Whether dealing with co-workers, family members, friends or any other conceivable group of people, communicating well—or, having strong “people skills”—does seem to go a long way. Often times, interpersonal conflict arises when we fail to communicate properly, or so psychologist Robert Bolton would argue. Bolton, who published his seminal work in 1979, “People Skills: How to Assert Yourself, Listen to Others, and Resolve Conflicts,” used evidence-based techniques to help people better learn how to communicate with others.
According to Bolton, there remains several key skills that individuals can develop to become more effective communicators. They are:
• Listening Skills. Although it may seem obvious, not everyone is a good listener. One statistic, cited by Tom Butler-Bowdon, a popular psychology writer and author, is that “75 percent of oral communication is ignored, misunderstood, or quickly forgotten.” Indeed, with such a large amount of oral communication going “under the radar,” clearly problems remain likely. Moreover, Bolton explains that a difference remains between “listening” and “hearing.” To him, “[t]he act of listening therefore means more than just something physical, it is a psychological engagement [author’s emphasis] with another person.”
• Attending.
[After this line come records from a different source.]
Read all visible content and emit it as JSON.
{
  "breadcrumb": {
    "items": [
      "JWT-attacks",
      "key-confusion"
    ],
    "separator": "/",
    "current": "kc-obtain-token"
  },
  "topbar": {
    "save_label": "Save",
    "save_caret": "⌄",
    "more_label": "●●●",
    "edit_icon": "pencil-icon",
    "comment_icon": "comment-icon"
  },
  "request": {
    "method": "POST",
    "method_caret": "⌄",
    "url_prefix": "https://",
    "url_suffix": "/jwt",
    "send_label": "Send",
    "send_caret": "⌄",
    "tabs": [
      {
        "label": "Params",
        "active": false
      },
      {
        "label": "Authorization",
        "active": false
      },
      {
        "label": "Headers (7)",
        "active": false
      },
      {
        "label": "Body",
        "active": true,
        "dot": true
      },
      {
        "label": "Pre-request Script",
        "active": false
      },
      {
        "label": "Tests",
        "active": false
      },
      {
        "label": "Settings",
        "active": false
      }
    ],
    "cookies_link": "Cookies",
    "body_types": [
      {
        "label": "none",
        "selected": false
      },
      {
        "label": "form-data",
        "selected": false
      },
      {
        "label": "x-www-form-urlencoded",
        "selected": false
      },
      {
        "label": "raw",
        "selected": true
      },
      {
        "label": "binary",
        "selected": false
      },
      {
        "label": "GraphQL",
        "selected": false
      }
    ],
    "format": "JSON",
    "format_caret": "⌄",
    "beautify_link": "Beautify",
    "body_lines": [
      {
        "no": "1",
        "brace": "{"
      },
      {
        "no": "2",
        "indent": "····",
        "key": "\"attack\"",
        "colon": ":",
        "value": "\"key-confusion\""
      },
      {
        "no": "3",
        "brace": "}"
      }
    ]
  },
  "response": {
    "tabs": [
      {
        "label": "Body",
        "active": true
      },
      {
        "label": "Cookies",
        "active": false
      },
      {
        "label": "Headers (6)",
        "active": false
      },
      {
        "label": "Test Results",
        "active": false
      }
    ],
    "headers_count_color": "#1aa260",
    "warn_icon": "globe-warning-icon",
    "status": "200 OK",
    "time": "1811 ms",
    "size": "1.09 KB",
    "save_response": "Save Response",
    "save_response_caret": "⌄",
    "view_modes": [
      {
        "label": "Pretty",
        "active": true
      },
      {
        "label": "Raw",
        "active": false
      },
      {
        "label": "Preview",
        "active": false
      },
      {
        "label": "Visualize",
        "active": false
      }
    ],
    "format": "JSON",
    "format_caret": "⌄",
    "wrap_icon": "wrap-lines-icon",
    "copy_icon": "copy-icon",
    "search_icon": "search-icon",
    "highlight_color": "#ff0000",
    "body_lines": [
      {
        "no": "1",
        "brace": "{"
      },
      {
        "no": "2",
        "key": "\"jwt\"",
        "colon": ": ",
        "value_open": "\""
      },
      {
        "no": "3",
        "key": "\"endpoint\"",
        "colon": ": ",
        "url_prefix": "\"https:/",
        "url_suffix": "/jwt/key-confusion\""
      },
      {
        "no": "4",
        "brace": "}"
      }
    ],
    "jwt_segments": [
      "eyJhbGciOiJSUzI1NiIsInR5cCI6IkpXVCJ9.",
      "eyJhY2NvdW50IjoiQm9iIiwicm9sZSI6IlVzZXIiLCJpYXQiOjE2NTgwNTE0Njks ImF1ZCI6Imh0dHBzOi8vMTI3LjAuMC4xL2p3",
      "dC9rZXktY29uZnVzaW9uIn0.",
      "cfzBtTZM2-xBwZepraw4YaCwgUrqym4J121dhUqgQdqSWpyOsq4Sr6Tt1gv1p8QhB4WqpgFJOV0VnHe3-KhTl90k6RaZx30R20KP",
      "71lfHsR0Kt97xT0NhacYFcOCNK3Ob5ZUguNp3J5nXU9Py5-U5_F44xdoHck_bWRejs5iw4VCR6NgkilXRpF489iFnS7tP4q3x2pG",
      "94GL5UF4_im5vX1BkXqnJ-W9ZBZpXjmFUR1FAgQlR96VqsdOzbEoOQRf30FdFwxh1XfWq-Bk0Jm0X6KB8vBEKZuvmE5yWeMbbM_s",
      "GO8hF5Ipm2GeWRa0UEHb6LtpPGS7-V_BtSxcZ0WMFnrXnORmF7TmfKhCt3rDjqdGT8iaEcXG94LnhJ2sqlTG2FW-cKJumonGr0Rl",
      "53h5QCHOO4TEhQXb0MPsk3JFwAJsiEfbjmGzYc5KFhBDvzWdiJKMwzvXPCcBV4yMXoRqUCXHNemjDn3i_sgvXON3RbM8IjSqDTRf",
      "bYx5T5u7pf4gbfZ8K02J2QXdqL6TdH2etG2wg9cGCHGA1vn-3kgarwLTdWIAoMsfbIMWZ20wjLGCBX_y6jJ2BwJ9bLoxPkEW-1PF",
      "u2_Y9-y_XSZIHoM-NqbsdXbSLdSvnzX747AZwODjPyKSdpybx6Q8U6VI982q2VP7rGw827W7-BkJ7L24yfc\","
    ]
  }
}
This skill means “listening with body.” Being attentive with one’s posture, making eye contact and general body language show others that you are listening. The oft-cited statistic, “85 percent of human communication is non-verbal,” remains illustrative.
• Following. Following is the technique where an individual will “follow up on what someone says to us.” In other words, according to Butler-Bowdon, “inviting the other person to speak,” “noting the other person’s body language,” “silence” and “our own body language” send cues to the other person that we are listening attentively.
• Paraphrasing. Providing a brief, general summary of another person’s comments, too, signals to the other person that you are indeed listening. So, what is paraphrasing? According to Bolton, paraphrasing is “. . . a concise response to the speaker which states the essence of the other’s content in the listener’s own words.” In short, paraphrasing remains an approach to keep a conversation fluid and dynamic.
• Reflective Response. Ultimately, after an engaging conversation, an individual may provide a reflective response. Bolton contrasts a “reflective response” with a “reactive response.” Proper reflective responses are supportive. Reactive responses, by contrast, remain impulsive.
Conflict Prevention and Assertiveness
Another dimension of developing good communication and people skills is knowing how to be assertive without being aggressive. According to Bolton, there remains an important distinction between the “receiving aspect” and the “active aspect” of assertiveness. “We can stand our ground yet not be aggressive,” writes Butler-Bowdon. The key between an assertive response and an aggressive response lies in how the message is communicated.
What’s more, both Butler-Bowdon and Bolton make a critical distinction regarding conflict prevention in discourse: it’s important to focus on each party’s needs rather than on solutions. At first glance, this may seem strange, but, according to Bolton, seeing situations in terms of needs rather than solutions may provide opportunities to reach multiple solutions while meeting everyone’s needs. In other words, “we want situations where everyone wins.”
Throughout the decades, Bolton’s book has continued to influence mental health practitioners and the general public. It appears that an interest in developing “people skills” remains strong. His original book, “People Skills: How to Assert Yourself, Listen to Others, and Resolve Conflicts,” Butler-Bowdon argues, “. . . rests on a strong intellectual foundation, referencing ideas from the likes of Carl Rogers, Sigmund Freud and Karen Horney.”
More importantly, however, because so many professional and social and romantic situations stand or fall on good communication, it remains vital to learn skills that will only enhance successful relationships. Make no mistake: saying “I’m not a ‘people person’,” is not persuasive according to the Boltonian approach. Rather, these skills are learnable: they take time and practice to master, but, once learned, they remain powerful tools that can be used in many contexts.
Good communicators are not born. They are made.